__EXERCISE REQUIREMENTS__. Report every line of the data that includes "balance".

__Items from a dataset__.
+---+

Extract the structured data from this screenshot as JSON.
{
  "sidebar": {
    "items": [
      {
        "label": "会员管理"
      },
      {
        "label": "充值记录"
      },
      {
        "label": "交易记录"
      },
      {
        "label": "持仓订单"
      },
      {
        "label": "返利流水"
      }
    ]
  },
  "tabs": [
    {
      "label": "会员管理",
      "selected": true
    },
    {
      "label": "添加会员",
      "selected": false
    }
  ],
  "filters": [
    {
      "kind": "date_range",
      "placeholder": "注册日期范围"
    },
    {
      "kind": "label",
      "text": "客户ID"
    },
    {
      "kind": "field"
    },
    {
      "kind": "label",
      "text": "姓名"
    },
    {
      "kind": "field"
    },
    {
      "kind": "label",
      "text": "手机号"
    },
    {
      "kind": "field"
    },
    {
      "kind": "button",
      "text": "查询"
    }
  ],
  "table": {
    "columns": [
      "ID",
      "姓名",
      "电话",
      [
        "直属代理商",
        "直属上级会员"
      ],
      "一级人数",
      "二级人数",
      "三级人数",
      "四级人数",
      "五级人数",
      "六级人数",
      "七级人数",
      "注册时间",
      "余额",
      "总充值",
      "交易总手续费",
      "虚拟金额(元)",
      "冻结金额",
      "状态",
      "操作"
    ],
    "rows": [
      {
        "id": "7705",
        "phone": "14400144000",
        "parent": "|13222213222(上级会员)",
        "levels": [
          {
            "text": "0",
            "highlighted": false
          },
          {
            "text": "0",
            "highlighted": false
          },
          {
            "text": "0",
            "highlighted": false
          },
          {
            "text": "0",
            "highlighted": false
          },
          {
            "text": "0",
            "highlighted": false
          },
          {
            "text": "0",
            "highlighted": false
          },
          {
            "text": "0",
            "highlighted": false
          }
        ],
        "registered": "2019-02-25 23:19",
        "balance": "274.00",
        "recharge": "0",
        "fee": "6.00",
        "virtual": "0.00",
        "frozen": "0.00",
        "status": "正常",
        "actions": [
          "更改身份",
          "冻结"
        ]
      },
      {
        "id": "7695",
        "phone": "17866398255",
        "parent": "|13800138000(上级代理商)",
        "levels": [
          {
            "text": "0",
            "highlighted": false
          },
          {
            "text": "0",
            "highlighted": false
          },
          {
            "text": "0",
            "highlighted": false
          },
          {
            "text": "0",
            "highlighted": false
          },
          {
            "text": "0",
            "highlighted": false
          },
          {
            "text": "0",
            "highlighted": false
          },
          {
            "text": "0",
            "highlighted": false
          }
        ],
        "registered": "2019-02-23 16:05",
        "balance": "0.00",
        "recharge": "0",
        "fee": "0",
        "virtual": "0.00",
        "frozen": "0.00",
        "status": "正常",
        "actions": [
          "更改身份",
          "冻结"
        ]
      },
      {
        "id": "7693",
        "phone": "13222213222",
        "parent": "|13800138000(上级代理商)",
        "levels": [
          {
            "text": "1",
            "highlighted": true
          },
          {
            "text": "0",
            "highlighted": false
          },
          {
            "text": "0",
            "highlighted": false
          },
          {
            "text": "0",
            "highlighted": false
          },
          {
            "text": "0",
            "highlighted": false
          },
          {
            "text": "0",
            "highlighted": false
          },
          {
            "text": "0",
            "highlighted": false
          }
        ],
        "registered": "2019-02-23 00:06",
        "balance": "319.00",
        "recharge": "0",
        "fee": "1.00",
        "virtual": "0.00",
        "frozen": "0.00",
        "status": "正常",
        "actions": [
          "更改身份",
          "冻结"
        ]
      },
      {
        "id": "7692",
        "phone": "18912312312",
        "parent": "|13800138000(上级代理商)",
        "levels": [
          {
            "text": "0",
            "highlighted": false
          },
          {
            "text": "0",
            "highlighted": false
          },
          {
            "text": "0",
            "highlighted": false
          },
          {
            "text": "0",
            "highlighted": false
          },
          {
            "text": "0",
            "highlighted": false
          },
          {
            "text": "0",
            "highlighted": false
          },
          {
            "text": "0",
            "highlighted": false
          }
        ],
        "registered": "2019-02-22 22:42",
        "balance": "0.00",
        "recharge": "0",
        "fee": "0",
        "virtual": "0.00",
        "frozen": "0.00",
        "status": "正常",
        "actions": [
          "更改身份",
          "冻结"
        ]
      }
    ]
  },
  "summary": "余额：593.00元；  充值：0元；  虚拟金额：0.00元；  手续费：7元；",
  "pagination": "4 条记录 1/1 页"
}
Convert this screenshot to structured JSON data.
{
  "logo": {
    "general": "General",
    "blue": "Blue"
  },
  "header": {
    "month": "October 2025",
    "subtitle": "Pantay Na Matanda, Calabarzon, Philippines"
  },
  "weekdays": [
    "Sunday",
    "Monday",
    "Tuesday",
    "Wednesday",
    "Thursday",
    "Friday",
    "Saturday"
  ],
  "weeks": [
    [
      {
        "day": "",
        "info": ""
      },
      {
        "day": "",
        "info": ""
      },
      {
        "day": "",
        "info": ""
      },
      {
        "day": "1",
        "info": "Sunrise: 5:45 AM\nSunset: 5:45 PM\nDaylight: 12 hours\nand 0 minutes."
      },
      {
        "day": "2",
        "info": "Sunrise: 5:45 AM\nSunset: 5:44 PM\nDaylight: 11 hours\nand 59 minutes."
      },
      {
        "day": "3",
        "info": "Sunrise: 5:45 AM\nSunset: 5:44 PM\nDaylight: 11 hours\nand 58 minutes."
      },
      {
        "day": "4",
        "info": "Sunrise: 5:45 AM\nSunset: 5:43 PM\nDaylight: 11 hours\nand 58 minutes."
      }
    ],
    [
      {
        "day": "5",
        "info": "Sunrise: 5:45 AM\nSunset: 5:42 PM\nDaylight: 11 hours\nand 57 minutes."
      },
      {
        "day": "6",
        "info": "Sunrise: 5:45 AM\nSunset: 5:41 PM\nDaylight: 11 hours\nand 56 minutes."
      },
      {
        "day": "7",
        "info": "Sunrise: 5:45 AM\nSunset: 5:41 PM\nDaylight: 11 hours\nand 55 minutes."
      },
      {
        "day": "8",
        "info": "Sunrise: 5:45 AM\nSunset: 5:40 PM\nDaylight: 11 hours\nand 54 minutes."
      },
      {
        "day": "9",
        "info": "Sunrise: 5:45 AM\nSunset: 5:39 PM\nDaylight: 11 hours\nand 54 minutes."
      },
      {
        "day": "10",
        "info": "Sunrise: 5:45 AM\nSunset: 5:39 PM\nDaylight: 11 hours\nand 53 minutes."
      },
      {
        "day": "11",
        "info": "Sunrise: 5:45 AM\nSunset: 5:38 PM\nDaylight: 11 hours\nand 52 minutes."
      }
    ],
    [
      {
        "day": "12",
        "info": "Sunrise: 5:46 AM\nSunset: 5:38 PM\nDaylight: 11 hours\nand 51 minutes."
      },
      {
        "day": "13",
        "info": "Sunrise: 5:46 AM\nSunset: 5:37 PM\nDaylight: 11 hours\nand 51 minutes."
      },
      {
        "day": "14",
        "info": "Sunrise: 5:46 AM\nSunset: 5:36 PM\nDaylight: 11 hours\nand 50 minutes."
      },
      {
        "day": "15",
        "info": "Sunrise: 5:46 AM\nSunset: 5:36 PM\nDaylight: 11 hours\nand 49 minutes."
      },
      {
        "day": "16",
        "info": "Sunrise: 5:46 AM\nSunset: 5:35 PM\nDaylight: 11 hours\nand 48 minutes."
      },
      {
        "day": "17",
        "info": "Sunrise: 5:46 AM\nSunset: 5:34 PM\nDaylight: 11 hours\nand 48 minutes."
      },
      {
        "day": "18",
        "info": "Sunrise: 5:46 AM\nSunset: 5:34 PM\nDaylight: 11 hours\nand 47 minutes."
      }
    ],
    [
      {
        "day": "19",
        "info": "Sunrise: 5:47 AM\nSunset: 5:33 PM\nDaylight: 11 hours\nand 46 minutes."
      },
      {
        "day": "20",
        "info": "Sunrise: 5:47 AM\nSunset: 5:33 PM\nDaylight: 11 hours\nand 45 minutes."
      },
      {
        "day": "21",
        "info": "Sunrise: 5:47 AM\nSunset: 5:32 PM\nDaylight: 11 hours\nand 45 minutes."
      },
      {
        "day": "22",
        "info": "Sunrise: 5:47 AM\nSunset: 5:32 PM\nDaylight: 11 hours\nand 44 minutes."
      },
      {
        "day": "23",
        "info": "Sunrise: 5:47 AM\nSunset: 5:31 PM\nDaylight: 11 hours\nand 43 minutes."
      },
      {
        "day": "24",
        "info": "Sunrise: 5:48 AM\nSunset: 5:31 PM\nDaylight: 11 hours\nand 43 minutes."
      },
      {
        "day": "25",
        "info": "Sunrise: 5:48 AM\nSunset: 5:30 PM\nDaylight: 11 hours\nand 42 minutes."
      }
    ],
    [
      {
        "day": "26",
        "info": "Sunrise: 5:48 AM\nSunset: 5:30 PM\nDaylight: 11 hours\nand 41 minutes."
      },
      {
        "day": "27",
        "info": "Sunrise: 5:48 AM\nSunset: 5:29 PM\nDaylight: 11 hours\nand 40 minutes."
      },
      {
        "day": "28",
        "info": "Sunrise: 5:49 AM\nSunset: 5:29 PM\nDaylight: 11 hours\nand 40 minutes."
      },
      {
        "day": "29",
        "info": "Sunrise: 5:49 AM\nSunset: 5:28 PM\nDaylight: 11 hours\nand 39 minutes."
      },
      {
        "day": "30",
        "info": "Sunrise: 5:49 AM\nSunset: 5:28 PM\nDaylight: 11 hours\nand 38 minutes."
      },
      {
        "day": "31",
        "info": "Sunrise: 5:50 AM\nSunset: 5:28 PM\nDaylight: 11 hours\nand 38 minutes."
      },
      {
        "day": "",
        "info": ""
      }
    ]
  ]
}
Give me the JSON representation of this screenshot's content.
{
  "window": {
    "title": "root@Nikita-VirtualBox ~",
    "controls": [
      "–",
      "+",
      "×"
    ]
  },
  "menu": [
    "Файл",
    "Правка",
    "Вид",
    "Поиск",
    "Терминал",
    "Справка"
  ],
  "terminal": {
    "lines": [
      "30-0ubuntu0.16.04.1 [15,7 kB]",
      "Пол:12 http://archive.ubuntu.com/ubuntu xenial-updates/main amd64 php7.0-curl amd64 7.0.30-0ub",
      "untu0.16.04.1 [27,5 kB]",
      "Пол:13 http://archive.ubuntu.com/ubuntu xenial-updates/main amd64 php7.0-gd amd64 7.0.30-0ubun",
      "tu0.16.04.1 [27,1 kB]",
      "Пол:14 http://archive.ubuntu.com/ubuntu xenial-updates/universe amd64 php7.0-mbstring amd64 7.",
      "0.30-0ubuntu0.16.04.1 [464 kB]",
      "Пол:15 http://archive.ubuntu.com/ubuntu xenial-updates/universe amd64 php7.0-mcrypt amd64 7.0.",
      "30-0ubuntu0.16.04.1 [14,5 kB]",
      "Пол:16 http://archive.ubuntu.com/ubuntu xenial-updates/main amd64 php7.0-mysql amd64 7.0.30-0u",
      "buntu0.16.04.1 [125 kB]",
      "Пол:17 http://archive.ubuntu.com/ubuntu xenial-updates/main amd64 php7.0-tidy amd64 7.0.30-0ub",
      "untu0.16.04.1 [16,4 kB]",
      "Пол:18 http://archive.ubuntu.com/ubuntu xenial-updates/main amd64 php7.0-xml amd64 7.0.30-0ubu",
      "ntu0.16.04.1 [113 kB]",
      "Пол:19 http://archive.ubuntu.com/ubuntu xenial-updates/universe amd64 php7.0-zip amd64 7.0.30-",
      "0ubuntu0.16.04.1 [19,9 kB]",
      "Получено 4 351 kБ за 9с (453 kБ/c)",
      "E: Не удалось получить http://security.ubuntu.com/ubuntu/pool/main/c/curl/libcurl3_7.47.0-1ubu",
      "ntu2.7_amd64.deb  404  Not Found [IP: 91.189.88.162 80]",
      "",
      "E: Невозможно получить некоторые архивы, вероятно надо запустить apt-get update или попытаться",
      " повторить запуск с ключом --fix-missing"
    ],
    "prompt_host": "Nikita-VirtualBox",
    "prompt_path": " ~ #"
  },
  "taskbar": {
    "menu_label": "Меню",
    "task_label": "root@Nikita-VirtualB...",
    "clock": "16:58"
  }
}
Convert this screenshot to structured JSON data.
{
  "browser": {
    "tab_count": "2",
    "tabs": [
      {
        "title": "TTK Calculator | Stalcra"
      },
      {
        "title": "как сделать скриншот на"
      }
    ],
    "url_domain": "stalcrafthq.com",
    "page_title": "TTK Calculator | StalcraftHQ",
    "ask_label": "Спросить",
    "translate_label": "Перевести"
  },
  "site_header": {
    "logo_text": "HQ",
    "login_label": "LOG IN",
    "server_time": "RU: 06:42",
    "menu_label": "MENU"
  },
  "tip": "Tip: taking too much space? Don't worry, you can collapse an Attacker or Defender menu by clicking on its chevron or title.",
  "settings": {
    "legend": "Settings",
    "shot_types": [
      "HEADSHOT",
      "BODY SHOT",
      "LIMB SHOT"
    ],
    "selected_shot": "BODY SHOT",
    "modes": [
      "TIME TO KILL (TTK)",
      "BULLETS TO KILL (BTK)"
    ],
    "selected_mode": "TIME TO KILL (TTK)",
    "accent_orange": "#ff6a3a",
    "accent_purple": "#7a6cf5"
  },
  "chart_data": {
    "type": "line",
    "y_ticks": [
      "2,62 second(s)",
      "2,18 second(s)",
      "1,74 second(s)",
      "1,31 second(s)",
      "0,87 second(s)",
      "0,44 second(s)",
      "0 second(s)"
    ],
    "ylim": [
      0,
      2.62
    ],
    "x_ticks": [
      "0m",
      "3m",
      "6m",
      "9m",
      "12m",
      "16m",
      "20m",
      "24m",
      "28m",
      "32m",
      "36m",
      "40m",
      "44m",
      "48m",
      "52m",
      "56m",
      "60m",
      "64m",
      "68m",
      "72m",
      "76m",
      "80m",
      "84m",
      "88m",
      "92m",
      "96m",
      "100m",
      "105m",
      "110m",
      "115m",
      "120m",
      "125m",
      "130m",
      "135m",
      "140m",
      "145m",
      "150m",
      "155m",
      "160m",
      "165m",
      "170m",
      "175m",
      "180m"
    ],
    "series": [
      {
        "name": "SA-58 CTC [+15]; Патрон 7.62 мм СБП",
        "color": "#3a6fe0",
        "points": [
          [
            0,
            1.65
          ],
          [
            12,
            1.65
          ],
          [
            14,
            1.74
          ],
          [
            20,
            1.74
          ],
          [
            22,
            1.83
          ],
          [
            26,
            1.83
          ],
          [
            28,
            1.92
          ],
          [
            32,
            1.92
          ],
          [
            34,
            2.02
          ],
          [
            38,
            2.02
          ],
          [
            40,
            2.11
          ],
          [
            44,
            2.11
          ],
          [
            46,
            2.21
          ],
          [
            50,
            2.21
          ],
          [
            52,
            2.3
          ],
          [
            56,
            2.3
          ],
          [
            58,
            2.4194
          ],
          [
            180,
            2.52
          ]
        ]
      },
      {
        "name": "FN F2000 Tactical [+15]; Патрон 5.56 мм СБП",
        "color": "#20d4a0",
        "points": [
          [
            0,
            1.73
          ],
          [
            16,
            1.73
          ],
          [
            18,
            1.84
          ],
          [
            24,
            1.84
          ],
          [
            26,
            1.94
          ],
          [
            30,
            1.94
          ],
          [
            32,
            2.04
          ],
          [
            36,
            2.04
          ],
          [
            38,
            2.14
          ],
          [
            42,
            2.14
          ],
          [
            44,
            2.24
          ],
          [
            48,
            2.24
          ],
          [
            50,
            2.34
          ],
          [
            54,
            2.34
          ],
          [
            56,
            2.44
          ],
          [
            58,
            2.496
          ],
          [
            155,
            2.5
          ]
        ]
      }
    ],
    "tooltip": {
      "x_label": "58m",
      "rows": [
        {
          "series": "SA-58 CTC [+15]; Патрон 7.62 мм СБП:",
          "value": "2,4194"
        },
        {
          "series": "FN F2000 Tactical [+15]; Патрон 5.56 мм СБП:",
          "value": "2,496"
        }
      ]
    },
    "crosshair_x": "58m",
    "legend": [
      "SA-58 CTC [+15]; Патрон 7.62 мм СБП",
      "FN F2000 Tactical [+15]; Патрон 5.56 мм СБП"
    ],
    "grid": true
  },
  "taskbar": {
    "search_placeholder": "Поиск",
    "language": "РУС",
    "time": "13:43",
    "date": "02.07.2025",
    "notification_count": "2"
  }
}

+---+

__ANSWER FOR THE TASK__.
        "balance": "274.00",
        "balance": "0.00",
        "balance": "319.00",
        "balance": "0.00",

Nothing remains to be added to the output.